Monthly premiums are going up about $125 a month, she reported.
“I just did not feel, nor did the Cabinet feel, that that was a burden our employees should be bearing, in light of the fact that they have not received raises in a number of years,” she said.
Sandy Koetting, LU’s vice president for finance, found money in Lincoln’s existing budget to cover the increased costs, Woolfolk said, adding: “Our employees will continue to pay the $23 (premium).”
Woolfolk acknowledged the subsidy “is not much, but, as we grow our enrollment and our tuition, we do have, at the top of our list, providing some way to increase pay.”
Math teacher Stephanie Clark, current chair of the Faculty Senate, reported the school’s teachers also have been discussing the state of health insurance and were pleased with Woolfolk’s decision to help.
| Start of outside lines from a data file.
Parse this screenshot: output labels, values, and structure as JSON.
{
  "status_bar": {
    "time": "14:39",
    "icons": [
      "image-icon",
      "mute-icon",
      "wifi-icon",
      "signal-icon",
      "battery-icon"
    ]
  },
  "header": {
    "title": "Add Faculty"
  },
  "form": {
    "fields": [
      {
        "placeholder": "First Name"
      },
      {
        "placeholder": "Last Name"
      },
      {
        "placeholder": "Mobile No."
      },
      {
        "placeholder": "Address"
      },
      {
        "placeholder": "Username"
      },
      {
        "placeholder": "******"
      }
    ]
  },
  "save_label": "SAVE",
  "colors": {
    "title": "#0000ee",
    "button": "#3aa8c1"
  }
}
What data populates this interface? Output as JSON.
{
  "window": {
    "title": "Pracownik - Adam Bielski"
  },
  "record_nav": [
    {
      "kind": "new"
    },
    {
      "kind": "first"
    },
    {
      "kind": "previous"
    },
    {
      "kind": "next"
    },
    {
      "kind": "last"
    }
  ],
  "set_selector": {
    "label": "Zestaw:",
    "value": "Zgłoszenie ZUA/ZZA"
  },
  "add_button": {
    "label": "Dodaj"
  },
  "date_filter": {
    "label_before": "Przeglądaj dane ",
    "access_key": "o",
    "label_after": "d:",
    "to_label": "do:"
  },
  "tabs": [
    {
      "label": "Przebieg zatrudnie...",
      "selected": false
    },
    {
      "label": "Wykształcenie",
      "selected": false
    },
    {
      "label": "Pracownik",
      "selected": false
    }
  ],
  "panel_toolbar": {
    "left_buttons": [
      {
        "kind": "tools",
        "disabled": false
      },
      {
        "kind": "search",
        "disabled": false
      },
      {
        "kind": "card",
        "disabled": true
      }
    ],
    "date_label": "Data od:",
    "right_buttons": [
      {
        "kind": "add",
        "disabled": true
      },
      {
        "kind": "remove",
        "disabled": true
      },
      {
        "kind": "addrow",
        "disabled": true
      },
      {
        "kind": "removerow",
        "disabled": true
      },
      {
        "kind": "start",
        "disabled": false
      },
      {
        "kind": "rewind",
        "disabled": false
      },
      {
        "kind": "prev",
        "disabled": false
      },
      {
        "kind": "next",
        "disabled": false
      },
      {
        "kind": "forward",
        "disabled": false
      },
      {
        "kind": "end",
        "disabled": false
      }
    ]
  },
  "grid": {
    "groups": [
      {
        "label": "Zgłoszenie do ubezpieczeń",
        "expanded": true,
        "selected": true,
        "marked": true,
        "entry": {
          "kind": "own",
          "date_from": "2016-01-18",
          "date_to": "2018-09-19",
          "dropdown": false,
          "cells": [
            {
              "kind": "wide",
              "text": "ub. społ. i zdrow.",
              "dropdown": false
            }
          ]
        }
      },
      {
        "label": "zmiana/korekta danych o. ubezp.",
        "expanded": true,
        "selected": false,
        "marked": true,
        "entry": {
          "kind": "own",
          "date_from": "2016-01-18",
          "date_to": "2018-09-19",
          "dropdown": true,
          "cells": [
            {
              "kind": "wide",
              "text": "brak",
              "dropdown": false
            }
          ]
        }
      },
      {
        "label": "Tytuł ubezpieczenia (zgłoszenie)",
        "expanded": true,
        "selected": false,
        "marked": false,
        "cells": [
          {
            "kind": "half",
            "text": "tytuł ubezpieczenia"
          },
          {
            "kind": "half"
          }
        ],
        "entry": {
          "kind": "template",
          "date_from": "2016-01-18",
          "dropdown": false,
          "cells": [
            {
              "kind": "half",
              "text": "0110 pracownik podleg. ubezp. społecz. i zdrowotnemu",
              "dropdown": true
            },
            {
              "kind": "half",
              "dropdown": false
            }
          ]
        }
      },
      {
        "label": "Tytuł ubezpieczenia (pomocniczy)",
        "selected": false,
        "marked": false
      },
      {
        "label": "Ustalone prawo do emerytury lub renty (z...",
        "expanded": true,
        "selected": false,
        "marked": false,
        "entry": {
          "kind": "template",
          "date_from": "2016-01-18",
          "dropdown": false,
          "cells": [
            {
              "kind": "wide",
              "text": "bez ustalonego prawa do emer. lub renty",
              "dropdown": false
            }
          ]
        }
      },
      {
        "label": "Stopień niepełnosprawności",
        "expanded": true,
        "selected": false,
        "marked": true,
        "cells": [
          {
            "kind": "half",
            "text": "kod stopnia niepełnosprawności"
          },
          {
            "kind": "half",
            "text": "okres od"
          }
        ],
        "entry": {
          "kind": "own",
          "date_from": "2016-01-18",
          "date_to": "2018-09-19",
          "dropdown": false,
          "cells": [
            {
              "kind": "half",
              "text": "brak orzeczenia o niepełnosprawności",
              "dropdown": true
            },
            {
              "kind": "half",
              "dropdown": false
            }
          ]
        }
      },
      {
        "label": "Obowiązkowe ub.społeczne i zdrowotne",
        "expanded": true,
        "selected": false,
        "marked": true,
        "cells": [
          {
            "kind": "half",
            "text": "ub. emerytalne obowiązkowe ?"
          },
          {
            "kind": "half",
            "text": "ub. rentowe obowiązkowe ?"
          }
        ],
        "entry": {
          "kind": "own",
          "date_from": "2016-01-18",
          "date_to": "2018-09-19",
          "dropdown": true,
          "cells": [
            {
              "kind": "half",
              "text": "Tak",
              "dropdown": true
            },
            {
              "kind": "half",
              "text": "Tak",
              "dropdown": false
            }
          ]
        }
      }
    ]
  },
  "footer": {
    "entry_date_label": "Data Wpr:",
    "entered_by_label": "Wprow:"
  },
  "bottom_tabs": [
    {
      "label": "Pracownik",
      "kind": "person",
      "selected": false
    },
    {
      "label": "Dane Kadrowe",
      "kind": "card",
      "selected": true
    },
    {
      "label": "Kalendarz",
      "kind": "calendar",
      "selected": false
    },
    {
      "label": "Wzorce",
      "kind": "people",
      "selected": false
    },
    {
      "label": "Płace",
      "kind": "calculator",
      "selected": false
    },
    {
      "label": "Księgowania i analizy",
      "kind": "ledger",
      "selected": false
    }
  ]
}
“It was definitely meaningful that Dr. Woolfolk has made it a priority to invest in employees,” Clark told the curators, noting insurance costs have an impact on recruiting new faculty and staff.
Woolfolk told the News Tribune after Thursday’s meeting: “I hope people would not be concerned” about the additional subsidy, “because we (already) cover part of their insurance, anyway.”
The main focus of Thursday’s meeting was a 40-minute presentation from BKD CPAs, the Springfield-based firm that does Lincoln’s annual audit.
Although Curators looked at a number of detailed charts and graphs and asked questions about details in the report, the main news was auditors found no problems and gave LU what’s known as a “clean” report.
Woolfolk told a reporter: “We’re very pleased with that. … We’re in pretty good (financial) shape (and) we’re going to get in better shape.”
LU officials are developing requests for proposals to redesign Lincoln’s website (lincolnu.edu) and to bring a brick-and-mortar bookstore back to the campus, in addition to the current online offerings.
Woolfolk said some of the Title III grant for technology will be used for the website improvements.
No deadline was set, yet, on when those proposals would be set for bids, needing the Curators’ approval.
Lincoln already is attracting applications for the school year that begins next fall.
“That’s good news,” Woolfolk said. “The great thing is, we haven’t actually developed our (recruiting) plan, but I’m a former enrollment manager,” as is Student Affairs Vice President Marcus Chanay.
“So, we’ve worked the plans before (and) we know what the plans (should) look like,” Woolfolk added. “We are going off the experience that we have and what should be done as we increase our enrollment and recruit students.”
Woolfolk also pointed curators to an article in HBCU Digest, a national publication, on Lincoln’s Wednesday announcement 100 percent of the LU Nursing School’s 37 graduates from May 2018 passed the National Licensure Examination (NCLEX) and have been licensed as nurses.
“We should be very proud” that news of LU’s successes is being spread nationwide, Woolfolk said.
An LU news release this week noted the National Council of State Boards of Nursing reported a total of 200,448 aspiring nurses took the exam in 2018 — with 76 percent of them passing.
“The field of nursing requires a passion, and that passion is evident in the work of our students who matriculate through our programs,” Ann McSwain, dean of the Lincoln University School of Nursing, said in the news release.
“The same can be said for our faculty who work so hard to educate our future leaders in health care.”